  • mix the ricotta, black olive and salt and pepper together and spread on one of the fritattines
  • mix the ricotta and salmon together and add salt, pepper and lemon to taste, and spread on the other frittatine
  • roll the frittatines using the cling film to help with the roll
  • seal the cling film and put in the fridge to set
  • slice in 1 cm slices and serve

Again these can be made the night before and left as a roll in the fridge and sliced just before serving

Dill Herring on Rye Bread

IMG_0444

Ingredients

  • 4 slices of pumpernickel rye bread
  • 100g cream cheese
  • 1 tsp lemon juice
  • 1 tbsp dill chopped (serve some sprigs for decorating)
  • 1/4 tsp black pepper
  • 275g jar of dill herring – at least 140g of herring  (or smoked salmon if you wish)
  • 6 quails eggs, boiled and peeled (best done while they are still warm)

Method

  • mix the lemon juice, cream cheese, pepper and chopped dill together
  • cut the rye bread into 6 bite sized pieces
  • cut the drained dill herring into pieces slightly smaller than the bread
  • cut the quails eggs into quarters
  • assemble the canapé as follows
    • spread the rye with the cream cheese mixture
    • place a herring piece on top
    • add a small dollop of cream cheese
    • place a quarter egg on top
    • decorate with a sprig of dill

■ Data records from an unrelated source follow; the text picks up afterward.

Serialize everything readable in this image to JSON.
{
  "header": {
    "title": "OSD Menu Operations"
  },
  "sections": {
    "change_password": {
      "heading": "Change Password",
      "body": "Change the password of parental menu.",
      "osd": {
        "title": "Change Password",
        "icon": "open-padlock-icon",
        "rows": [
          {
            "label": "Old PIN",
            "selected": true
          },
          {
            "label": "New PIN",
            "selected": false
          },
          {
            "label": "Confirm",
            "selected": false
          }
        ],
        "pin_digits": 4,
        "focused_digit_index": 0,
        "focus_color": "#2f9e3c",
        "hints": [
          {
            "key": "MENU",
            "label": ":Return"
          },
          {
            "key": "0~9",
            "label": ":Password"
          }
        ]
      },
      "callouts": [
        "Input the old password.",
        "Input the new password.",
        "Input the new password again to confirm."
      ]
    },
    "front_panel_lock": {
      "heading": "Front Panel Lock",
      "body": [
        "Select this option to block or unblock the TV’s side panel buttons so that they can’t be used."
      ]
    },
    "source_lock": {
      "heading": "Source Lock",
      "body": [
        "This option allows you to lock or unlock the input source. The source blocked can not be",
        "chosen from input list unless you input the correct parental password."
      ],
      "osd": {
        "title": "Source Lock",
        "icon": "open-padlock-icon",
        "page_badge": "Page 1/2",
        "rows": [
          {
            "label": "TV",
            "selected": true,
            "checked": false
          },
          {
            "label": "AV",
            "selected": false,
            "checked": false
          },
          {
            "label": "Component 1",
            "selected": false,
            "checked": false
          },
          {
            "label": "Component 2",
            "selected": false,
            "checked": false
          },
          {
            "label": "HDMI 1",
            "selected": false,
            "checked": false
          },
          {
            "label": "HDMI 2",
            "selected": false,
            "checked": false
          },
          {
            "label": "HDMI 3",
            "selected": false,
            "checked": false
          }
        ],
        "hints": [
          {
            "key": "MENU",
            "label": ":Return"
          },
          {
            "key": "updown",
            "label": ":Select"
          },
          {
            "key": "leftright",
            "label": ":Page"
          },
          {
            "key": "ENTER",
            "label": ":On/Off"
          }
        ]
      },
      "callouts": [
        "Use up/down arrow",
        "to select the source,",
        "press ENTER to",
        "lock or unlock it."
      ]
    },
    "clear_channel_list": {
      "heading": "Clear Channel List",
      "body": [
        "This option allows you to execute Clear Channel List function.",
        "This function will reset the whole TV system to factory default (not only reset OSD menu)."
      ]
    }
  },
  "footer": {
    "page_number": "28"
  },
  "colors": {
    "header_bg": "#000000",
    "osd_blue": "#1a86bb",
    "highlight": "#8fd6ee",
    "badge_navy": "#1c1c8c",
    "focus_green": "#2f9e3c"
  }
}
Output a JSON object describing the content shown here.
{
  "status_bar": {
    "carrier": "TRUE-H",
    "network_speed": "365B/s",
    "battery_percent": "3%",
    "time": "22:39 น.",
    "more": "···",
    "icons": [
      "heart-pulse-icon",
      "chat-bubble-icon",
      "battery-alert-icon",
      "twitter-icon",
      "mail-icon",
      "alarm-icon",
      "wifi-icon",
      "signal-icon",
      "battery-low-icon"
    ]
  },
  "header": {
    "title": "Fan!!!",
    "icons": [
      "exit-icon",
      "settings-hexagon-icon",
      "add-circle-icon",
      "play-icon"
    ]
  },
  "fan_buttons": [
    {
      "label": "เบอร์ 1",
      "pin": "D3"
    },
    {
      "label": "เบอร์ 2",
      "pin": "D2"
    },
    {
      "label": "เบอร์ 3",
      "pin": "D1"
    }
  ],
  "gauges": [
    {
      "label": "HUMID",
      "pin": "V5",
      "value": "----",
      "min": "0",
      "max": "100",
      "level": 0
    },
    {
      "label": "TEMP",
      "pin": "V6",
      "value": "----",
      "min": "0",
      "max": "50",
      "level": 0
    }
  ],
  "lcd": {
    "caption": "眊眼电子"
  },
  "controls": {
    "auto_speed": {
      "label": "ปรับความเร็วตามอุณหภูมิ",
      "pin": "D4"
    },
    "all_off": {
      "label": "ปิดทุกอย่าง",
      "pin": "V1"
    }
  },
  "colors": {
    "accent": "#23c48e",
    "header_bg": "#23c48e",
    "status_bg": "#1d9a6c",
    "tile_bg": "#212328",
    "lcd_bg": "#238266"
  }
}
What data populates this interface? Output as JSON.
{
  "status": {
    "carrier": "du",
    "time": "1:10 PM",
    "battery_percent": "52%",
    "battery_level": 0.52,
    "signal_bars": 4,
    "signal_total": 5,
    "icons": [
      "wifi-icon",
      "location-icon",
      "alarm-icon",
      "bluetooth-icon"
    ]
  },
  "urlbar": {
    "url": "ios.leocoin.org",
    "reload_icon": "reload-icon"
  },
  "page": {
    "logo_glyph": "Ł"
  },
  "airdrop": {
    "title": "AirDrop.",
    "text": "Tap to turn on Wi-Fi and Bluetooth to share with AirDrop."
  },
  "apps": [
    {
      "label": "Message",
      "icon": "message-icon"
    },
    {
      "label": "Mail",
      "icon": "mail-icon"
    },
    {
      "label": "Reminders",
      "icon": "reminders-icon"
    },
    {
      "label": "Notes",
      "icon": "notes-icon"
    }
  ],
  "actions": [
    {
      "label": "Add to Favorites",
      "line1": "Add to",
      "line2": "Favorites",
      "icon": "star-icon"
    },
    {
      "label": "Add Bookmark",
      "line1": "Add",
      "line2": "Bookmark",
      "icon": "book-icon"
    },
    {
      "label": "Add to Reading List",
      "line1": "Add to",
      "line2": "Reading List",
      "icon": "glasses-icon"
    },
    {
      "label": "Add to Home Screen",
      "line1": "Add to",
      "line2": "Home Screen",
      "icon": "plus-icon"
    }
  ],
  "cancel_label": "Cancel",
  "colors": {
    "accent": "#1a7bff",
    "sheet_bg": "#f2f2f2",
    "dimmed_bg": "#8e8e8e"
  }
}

These do have to be made on the day but are very straight forward and delicious

2 Comments Add yours

  1. This post makes me so happy! I also married my best friend and love that you were able to as well! Cheers to you! I’ve been writing a post about our wedding day for a while now and hope to post it soon. ❤️

    Like

    1. Congratulations Ryan and thank you. It is a very different world to the one I grew up in during the 70’s and 80’s. 10 years ago we had a big family wedding for our Civil Partnership. That was our big day. Then they brought in Equal Marriage. All the rights and obligations are the same between the 2, but it was important to be equal and the subtle difference in the way people and family see our relationship has shown why . Our Conversion day was lovely – a 10th Anniversary with an extra and very important twist. I look forward to your blog on your day.

      Liked by 1 person

Leave a Reply

Fill in your details below or click an icon to log in:

WordPress.com Logo

You are commenting using your WordPress.com account. Log Out / Change )

Twitter picture

You are commenting using your Twitter account. Log Out / Change )

Facebook photo

You are commenting using your Facebook account. Log Out / Change )

Google+ photo

You are commenting using your Google+ account. Log Out / Change )

Connecting to %s